You don’t need more discipline to play violin
You don’t need more discipline.
(goes for violin practice and whatever you want to achieve in life)
Every day that goes by that you either didn’t practice or didn’t practice as much or as efficient as you’d wanted, you might wonder how to find discipline. First of all never judge yourself for it.
The trick is NOT in finding discipline, but in finding flow and inspiration.
Discipline comes from the outside, a rational knowing that you should practice this or that and so long. Energetically that can drain you. Inspiration, passion or desire, comes from the inside and fuels you. Inspired practice makes you continue much longer with higher quality.
After Tristan’s birth, I didn’t plan when I would practice again. I had videos scheduled for months, so I could take my time. I just trusted to find inspiration again, when I would be physically and mentally ready. I didn’t put a time on it. About eight days after birth I started playing daily again. Even earlier I started jotting down ideas for new videos and other creative projects.
Luckily I’ve played much during my pregnancies, that for my three babies the violin is like womb sounds and they sleep very soundly on it or they play independently.
You might be thinking ‘sure, Zlata, but I’m struggling so much and I’m not a professional player and practicing simply doesn’t feel natural or inspired to me’.
Here’s how everyone of every level can achieve inspired practice:
(scroll down to keep reading)
#1 You need a specific goal that thrills you.
To pick up the violin every day despite of all of life’s distractions, I need to work towards a goal.
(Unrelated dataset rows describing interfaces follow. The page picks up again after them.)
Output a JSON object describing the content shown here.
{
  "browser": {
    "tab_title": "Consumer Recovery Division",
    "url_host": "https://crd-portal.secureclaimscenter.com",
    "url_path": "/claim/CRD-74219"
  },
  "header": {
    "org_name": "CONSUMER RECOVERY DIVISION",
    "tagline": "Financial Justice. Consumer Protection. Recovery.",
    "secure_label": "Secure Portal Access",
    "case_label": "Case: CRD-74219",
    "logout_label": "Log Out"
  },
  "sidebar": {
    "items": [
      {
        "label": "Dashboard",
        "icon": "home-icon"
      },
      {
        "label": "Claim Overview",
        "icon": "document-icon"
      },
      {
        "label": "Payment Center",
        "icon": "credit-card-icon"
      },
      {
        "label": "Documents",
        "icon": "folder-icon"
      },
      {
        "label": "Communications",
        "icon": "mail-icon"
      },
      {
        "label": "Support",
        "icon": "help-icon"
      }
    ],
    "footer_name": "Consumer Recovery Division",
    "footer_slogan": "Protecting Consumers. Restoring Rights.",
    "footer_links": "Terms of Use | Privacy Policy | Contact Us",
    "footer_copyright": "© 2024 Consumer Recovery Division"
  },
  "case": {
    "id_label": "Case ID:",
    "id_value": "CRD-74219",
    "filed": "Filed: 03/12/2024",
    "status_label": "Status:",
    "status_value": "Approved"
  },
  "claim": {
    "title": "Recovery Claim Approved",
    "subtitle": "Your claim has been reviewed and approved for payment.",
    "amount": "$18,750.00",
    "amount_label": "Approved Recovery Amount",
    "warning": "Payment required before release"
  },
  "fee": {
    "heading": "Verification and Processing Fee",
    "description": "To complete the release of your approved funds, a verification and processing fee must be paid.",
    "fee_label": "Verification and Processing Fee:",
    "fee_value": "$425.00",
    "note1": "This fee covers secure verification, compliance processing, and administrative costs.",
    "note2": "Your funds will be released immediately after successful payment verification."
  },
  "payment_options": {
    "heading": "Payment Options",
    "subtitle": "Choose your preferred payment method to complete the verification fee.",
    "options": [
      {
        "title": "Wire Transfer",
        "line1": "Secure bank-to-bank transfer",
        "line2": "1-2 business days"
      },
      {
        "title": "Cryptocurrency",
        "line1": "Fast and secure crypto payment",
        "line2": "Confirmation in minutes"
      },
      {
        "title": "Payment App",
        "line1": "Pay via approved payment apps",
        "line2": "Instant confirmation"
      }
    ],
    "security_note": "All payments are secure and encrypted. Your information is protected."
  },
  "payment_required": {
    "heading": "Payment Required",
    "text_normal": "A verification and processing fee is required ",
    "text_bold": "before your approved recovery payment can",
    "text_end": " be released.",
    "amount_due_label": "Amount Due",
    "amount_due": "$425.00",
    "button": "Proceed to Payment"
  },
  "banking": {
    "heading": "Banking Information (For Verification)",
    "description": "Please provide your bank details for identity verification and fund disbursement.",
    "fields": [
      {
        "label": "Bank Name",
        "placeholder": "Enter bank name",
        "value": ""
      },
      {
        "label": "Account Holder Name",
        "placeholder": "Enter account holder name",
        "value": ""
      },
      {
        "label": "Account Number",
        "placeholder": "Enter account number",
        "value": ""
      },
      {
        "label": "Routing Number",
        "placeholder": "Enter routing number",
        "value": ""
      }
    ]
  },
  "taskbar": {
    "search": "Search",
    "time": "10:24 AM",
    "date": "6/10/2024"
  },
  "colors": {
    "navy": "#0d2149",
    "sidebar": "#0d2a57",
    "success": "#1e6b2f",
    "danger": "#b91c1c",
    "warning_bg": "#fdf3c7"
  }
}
This can be concert, a recording or a series of lessons. No goal, no fire that keeps me burning.
#2 You need to know how to improve.
I see this a lot in scale practice with students. They practice random scales in a random way, without knowing what exactly they want to improve on, what timeframe would be realistic and how to achieve the goal they have.
#3 You need to see results.
Some students practice in a way they don’t see improvements. Bye, bye motivation! Others do have some progress, but don’t notice it, because they don’t track it or don’t have a clear goal.
If my teaching style resonates with you and you want my guidance in setting these goals and crystal clear step to achieve them, consider enrolling in my program Bow like a Pro. It’s all about expressing yourself in music and playing with much more ease by improving your bowing technique, sound quality and vibrato. Click here to read more.
This is really good advice. I get so much better results from telling my own students and their parents not to “force yourself” to practice, and to just play when you want to until you don’t want to. It relaxes the student and makes them feel like playing is a thing they can do for fun, not a chore. That foundation makes it easier and easier to play for longer periods of time. Whenever I tell them to practice something for “one minute” they end up doing it for 15 or 20 because there’s no stress looming over them. And the practice is more focused because there’s no negative emotions getting in the way. Great article, great webpage!
Exactly, thanks for sharing!